A glass of wine a day keeps the doctor away!
The message changes with the latest study but we desperately want to believe it’s healthy to drink wine. We enjoy drinking wine because it’s makes us feel good, it’s social and it’s interesting to talk about. Besides, if the French and Italians live long lives with a Mediterranean diet that includes wine, cheese and bread, why can’t Americans?
But drinking wine comes with a price that’s not only dollars. That price is counting calories which has become an obsession in our diet-crazed society. Sugar and alcohol are the primary elements in wine that determine calories. Sugar exists naturally in grapes and is converted to alcohol during the fermentation process in wine. After fermentation, varying degrees of residual sugar remain in all wines. Wines with high residual sugar are sweet wines such as Riesling, Moscato and dessert wines.
Alcohol which exists at nearly twice the amount of sugar (7 grams vs 4 grams) has a greater effect on calories. Most countries require alcohol content on wine bottle labels, ALC or ABV (alcohol by volume), the percentage of alcohol to liquid.

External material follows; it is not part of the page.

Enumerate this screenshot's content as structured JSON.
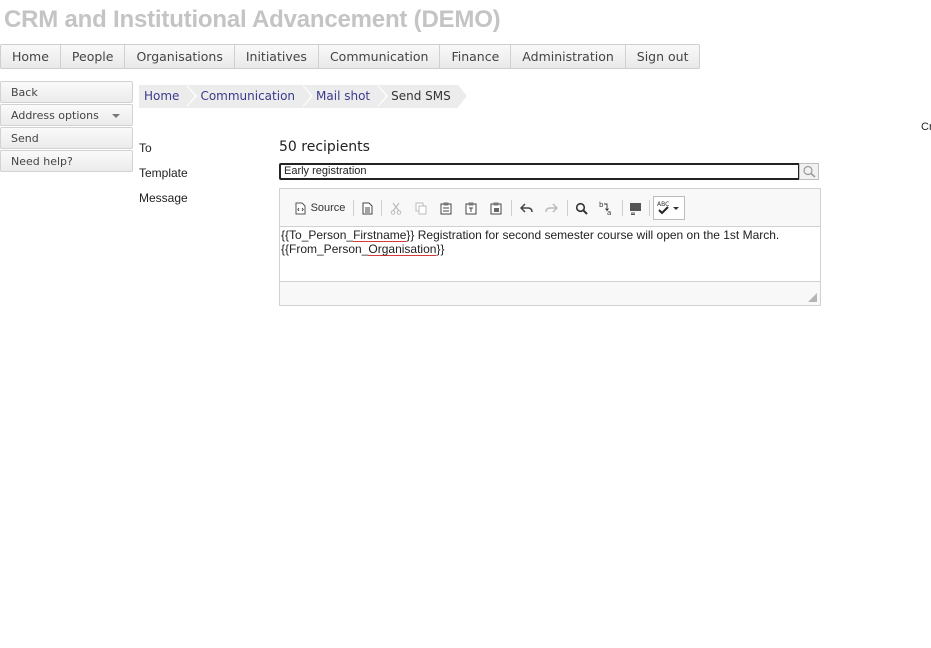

Dry wines have alcohol from 11% to 16% and sweet wines generally have less than 11% alcohol.
CONCLUSIONS: use these guidelines to select wines with the lowest calories.
- Avoid sweet wines with high residual sugar (RS above 1gram/liter). If alcohol content is below 11%, most likely there is higher residual sugar.

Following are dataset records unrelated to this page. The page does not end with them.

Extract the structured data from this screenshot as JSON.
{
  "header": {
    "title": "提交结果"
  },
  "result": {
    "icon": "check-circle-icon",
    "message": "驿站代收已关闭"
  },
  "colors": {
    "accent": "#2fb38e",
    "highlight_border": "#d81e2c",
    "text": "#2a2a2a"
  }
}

- Select dry wines with lower alcohol content (11-12%). Old World (i.e. France and Italy) wine-making and viticulture can produce lower alcohol wines unlike New World producers where grapes grow in hotter climates.
- Select lighter red wines such as Pinot Noir which have lower alcohol and avoid big reds such as Zinfandel, Petite Sirah and Shiraz.
- Dry white or red wines have similar calories but tannins in red wine can act as an appetite suppressant which moderates your food consumption.
Click BobtheWineGuy.net to receive posts by email.